It’s prom season again! The hysterics of the young women, the boastful confidence of the high school boys, the crushing memory of Kerry Horoho saying NO to the “Yes, No, Maybe?” note I sent her after drama class. But whether it’s a night to forget or the event of a lifetime, prom opens up our country’s youth for some pretty big health and safety risks.
There are the usual suspects that need to be discussed. Drinking and driving is a much higher risk on the big night, and even sober drivers age 16 to 19 are four times more likely than older drivers to get into an accident. Make sure that you talk to your kids about staying sober while also mentioning the importance keeping distractions at a minimum.
Teen dating violence is also a very real issue, which can be made worse by stress-filled evenings and opportunities for alcohol consumption. It doesn’t matter whether it’s verbal, physical, or sexual; it’s important that young women and men learn to respect themselves (and each other) and make sure NOT to enter any situation that could put them in danger. Giving a quick phone call to the parent or guardian of the after-party du jour could help protect your child and put your mind at ease.
Stress can also be a monumental part of the entire process, and as we all know, stress is a major factor in overall wellness. From getting the right hairstyle to finding the perfect date, it’s a tough time to be a teenager. Add in disappointment or rejection – thanks, Kerry – and the financial pressure to overspend, and you’ve got a potent cocktail for an unhealthy situation. Remind your teens that you don’t need to have a date to have fun, and start planning early so you can have all of the issues worked out before they become problems. If cost is an issue, look for alternatives, group deals, and consignment stores that may have amazing low-cost options.
Also, for the ladies, test cosmetics and hair products before you use them. Many people have allergies to certain ingredients; if you just bought that expensive new eye shadow, you better be sure it won’t make you break out in hives. You should also follow the instructions on anything that could be harmful to your body. And skip out on the hair dye for your eyelashes, as it can cause blindness. Yes, blindness. It’s hard to enjoy the way you look when you can’t even see the mirror.
Lastly, make sure you look and feel the way you want to, but do it in a healthy way. Rather than embarking on a crash diet with six days to go that will leave you open to all sorts of complications (dizziness, fainting, fatigue, etc.), eat a healthy diet and exercise in the weeks leading up to the big day. And never ever hit the tanning booth to get that glow that you think is soooooo necessary. It might seem like a beauty quick-fix, but tanning is conclusively linked to wrinkles, allergy, permanent coloration, and skin cancer. You’re better off getting a few vitamin D-rich rays under the protection of sun block and using a slightly tinted and chemical free moisturizer.
So there you have it: some easy ways to make sure you not only have a happy prom, but a safe prom as well. If you need me for any more tips, I’ll be looking through Facebook pictures of what might have been for Kerry and me.

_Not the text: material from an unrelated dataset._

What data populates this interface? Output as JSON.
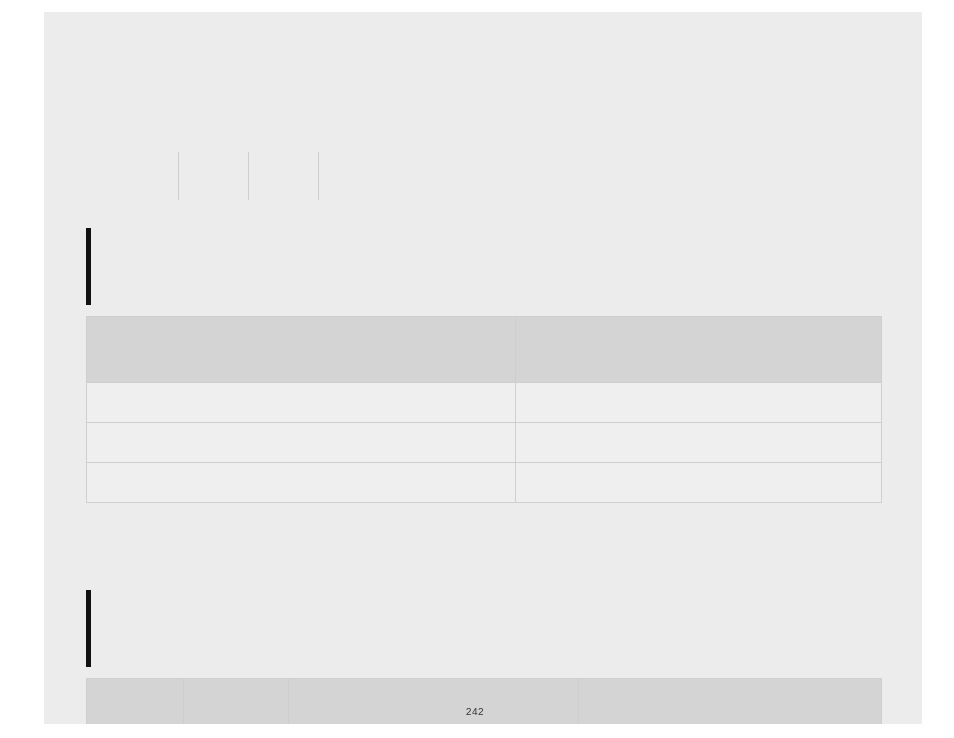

Ah, the magic of the prom.
"Prom Family Health." Centers for Disease Control and Prevention. Centers for Disease Control and Prevention. Web. 17 May 2012. <http://www.cdc.gov/family/prom/>.
“Tanning Beds & Skin Problems." LIVESTRONG.COM. Web. 17 May 2012. <http://www.livestrong.com/article/38324-tanning-beds-skin-problems/>.
*Photo courtesy of Wikimedia Commons; Author: Nikita Gill